→ Description of the task:
Which lines of the listing below contain the word "content"? Copy each of them.
#####
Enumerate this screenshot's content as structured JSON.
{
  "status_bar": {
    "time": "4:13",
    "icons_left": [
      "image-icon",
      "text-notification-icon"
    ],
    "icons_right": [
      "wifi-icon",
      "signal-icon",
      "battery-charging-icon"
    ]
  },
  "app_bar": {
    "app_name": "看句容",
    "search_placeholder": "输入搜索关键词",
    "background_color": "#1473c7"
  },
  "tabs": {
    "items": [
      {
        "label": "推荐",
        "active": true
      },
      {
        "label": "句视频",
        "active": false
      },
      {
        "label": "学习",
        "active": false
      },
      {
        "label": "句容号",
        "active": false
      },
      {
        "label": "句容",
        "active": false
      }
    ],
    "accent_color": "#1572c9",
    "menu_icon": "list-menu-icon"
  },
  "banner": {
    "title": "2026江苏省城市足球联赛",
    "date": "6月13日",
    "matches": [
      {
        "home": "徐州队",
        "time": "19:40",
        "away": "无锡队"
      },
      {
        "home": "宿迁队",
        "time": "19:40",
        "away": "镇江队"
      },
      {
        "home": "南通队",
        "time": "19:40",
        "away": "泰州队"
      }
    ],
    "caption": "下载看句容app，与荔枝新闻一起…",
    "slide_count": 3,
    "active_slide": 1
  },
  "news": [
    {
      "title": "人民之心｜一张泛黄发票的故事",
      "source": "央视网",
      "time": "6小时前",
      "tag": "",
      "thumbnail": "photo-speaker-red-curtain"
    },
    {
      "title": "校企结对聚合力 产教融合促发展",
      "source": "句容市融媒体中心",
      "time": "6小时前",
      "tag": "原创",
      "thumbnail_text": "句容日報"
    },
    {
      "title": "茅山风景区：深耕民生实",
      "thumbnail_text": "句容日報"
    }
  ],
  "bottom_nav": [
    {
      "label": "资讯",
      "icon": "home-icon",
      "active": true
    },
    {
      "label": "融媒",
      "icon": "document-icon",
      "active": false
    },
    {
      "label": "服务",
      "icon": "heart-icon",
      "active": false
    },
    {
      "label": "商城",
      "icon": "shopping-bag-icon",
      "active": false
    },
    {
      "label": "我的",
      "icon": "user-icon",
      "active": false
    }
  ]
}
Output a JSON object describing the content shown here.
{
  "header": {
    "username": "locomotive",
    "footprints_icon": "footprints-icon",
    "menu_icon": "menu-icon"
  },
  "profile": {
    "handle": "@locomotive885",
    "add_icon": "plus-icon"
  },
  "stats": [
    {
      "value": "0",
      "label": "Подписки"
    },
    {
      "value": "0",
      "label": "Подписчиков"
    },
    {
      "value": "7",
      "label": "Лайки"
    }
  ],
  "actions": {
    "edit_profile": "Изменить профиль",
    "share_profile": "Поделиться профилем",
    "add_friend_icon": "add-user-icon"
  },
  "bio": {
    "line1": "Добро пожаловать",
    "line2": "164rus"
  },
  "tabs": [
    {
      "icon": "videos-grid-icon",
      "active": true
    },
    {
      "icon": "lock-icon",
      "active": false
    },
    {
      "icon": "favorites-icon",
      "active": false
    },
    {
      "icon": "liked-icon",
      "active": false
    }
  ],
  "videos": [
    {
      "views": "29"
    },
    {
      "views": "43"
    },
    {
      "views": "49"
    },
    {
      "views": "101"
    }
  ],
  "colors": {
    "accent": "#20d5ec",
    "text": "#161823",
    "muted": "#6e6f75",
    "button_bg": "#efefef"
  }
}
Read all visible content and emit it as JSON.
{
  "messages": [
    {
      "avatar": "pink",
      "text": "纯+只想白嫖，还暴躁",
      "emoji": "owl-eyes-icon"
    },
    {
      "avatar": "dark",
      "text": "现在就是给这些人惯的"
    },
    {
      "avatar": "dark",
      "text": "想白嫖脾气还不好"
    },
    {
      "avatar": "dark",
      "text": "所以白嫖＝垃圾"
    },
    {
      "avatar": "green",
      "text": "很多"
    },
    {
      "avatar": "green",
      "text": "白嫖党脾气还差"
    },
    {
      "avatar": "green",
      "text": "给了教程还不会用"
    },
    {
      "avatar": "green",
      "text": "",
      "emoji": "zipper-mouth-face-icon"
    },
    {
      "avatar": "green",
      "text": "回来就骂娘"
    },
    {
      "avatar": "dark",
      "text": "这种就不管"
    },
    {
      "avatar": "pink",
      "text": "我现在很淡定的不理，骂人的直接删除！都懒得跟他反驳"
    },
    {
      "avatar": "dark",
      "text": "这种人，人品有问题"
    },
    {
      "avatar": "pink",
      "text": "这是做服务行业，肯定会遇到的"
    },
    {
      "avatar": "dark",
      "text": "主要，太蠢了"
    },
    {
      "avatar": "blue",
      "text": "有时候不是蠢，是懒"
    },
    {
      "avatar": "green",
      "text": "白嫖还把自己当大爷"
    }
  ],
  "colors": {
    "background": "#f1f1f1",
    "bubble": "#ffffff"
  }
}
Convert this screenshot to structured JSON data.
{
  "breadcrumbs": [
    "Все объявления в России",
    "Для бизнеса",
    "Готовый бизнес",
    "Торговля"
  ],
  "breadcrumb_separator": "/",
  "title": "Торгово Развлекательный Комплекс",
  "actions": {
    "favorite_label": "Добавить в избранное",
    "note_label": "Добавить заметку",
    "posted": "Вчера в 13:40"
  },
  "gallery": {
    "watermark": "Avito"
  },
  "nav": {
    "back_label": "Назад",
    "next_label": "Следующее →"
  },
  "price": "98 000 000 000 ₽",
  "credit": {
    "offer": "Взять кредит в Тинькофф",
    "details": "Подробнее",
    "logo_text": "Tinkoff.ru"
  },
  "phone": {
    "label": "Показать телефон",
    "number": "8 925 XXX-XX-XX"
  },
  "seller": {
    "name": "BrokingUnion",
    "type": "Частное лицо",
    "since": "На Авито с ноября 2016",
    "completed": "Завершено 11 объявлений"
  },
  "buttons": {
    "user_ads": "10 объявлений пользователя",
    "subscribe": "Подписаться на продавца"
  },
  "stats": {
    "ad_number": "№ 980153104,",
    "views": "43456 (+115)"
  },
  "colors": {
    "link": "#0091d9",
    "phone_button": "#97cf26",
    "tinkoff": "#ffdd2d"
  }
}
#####
→ Task solution:
Enumerate this screenshot's content as structured JSON.
Output a JSON object describing the content shown here.
Read all visible content and emit it as JSON.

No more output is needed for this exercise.